Work instructions – The required output is a number: how many lines of the data below include the string "Full".
***** Given data *****
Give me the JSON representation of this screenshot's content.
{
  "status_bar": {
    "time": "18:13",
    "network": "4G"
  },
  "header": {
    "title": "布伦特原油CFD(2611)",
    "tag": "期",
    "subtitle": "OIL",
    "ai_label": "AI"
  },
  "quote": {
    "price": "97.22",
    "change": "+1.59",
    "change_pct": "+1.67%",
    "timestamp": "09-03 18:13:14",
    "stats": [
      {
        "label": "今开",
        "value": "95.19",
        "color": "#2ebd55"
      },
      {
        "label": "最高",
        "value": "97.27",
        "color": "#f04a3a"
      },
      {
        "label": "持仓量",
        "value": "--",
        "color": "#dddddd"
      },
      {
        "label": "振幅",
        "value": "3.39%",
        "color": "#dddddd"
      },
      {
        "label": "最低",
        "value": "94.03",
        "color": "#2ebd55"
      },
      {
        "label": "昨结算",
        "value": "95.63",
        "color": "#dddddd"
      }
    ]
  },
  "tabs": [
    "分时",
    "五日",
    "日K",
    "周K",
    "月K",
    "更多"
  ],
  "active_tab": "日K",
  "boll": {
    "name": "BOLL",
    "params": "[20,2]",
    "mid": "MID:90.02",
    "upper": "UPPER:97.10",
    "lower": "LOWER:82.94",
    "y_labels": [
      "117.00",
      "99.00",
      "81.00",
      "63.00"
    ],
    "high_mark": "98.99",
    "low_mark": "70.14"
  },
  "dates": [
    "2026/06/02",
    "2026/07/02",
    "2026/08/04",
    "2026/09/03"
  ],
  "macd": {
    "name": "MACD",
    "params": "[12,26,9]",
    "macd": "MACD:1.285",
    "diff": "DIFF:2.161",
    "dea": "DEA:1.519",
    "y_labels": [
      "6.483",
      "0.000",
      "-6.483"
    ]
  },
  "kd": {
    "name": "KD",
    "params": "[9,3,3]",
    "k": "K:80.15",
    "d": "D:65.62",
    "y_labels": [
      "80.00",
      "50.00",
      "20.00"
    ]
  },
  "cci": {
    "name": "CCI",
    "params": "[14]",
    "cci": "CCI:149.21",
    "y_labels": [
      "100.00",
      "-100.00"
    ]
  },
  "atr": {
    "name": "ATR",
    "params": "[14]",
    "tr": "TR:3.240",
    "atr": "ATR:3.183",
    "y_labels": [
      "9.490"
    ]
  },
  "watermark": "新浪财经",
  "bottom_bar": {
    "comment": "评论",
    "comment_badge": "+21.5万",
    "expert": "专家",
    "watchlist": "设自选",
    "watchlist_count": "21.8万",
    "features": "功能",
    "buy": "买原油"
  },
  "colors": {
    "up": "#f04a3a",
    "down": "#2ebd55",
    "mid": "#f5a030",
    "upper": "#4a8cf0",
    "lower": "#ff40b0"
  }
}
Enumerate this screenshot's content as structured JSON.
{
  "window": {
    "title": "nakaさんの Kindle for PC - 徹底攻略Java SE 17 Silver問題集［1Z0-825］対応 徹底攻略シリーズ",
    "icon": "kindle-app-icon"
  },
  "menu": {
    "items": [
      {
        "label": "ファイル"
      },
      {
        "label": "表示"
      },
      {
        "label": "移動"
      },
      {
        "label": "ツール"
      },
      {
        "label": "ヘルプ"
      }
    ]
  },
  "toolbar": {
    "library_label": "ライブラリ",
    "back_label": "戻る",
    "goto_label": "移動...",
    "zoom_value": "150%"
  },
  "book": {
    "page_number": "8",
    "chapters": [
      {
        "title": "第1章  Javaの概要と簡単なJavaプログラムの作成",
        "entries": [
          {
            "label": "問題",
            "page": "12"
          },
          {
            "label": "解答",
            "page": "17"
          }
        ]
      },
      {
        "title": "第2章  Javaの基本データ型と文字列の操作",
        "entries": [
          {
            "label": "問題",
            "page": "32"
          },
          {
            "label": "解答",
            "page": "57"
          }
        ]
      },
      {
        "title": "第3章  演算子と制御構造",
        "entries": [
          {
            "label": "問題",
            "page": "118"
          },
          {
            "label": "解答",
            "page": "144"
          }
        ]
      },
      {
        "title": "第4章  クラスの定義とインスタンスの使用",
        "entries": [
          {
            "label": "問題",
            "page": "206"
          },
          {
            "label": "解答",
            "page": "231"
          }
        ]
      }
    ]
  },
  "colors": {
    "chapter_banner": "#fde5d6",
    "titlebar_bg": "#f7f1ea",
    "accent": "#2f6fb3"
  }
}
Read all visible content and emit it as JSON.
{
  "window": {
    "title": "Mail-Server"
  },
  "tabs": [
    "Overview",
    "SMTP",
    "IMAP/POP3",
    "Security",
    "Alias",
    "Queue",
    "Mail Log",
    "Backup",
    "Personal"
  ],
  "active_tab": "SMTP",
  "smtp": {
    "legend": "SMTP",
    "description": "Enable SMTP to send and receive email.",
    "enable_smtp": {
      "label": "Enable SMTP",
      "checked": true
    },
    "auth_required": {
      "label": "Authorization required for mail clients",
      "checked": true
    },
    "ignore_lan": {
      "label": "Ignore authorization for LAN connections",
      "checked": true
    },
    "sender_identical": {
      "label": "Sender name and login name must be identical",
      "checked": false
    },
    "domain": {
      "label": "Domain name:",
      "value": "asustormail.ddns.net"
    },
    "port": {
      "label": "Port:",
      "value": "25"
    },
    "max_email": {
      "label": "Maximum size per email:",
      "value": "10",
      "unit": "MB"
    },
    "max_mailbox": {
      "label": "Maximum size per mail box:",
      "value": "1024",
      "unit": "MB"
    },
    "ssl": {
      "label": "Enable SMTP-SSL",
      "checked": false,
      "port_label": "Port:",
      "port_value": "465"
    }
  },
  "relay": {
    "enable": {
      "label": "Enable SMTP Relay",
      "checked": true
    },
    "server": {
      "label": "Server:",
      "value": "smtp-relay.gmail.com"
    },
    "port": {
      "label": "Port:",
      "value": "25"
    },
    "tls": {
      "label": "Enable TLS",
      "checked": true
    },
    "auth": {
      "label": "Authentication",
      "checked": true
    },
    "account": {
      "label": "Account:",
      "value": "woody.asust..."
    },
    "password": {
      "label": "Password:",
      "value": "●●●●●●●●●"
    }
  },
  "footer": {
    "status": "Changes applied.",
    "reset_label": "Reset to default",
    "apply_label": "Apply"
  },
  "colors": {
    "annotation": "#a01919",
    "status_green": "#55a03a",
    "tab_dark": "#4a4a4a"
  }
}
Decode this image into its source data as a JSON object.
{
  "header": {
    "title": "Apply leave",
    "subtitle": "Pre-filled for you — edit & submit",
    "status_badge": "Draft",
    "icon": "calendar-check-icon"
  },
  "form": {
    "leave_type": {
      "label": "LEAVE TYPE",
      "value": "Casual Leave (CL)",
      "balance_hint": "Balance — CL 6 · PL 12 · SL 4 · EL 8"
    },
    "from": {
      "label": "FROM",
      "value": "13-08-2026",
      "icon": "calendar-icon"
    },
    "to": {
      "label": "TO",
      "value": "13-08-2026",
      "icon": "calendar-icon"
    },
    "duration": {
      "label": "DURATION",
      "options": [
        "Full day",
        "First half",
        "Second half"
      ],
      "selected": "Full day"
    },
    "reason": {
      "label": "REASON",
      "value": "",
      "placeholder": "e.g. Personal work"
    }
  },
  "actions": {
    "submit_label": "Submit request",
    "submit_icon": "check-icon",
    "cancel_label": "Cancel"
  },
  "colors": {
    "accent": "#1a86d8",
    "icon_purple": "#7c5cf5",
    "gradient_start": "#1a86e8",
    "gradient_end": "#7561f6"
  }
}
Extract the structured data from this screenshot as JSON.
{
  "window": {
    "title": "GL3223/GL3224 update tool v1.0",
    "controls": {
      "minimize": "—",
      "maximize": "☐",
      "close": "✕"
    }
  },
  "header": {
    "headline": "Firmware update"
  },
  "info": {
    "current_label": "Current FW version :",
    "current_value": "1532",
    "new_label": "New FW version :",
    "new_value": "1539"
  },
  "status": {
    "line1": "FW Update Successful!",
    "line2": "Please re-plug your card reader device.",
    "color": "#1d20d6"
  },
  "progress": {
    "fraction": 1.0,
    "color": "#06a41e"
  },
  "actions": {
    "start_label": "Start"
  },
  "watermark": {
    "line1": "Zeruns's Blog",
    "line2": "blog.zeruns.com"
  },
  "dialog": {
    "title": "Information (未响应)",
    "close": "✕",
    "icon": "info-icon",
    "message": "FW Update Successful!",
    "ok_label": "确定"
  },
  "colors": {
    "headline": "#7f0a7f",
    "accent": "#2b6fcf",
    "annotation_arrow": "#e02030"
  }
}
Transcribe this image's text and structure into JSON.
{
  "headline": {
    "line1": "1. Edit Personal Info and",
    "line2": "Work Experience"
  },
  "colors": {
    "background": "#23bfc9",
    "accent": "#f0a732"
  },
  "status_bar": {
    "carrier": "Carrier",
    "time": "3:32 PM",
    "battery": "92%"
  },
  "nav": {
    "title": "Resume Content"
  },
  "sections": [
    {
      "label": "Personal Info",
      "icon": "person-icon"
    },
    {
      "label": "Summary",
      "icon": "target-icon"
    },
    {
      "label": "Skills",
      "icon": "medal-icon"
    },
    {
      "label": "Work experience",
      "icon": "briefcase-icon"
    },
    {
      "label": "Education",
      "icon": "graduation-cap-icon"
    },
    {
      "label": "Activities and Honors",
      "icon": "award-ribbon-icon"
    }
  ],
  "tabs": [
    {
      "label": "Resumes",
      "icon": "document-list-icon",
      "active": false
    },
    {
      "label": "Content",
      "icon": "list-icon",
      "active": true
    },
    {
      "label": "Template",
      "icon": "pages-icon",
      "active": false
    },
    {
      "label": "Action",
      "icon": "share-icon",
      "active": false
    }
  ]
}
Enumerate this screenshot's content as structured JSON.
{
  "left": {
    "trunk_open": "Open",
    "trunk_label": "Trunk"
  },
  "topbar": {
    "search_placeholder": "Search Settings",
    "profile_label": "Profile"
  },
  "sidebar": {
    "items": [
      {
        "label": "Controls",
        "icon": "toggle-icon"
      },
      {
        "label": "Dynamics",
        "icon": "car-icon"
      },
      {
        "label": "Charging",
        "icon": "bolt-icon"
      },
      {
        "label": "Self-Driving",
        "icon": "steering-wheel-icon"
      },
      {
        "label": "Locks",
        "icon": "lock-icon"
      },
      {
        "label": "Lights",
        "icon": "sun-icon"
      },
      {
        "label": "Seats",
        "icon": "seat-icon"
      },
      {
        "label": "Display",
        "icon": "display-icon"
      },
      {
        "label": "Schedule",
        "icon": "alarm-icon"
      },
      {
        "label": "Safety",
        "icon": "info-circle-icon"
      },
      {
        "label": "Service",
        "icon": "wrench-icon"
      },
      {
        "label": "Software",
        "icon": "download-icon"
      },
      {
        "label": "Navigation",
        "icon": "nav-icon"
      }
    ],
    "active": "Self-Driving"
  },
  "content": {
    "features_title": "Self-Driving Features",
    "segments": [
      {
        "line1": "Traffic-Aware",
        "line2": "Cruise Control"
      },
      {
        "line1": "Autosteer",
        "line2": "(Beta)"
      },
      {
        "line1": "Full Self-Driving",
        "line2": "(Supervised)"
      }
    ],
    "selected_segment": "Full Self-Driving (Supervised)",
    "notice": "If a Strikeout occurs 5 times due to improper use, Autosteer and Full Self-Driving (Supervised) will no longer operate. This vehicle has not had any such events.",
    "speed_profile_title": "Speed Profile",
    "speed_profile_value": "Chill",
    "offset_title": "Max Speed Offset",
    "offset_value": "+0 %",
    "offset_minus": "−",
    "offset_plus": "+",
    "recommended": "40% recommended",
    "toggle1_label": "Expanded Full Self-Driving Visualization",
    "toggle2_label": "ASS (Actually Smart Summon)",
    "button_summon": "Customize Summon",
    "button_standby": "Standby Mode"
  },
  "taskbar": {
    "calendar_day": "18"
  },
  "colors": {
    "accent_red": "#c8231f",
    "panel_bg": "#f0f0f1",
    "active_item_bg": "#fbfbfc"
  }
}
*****
Output of the exercise – 6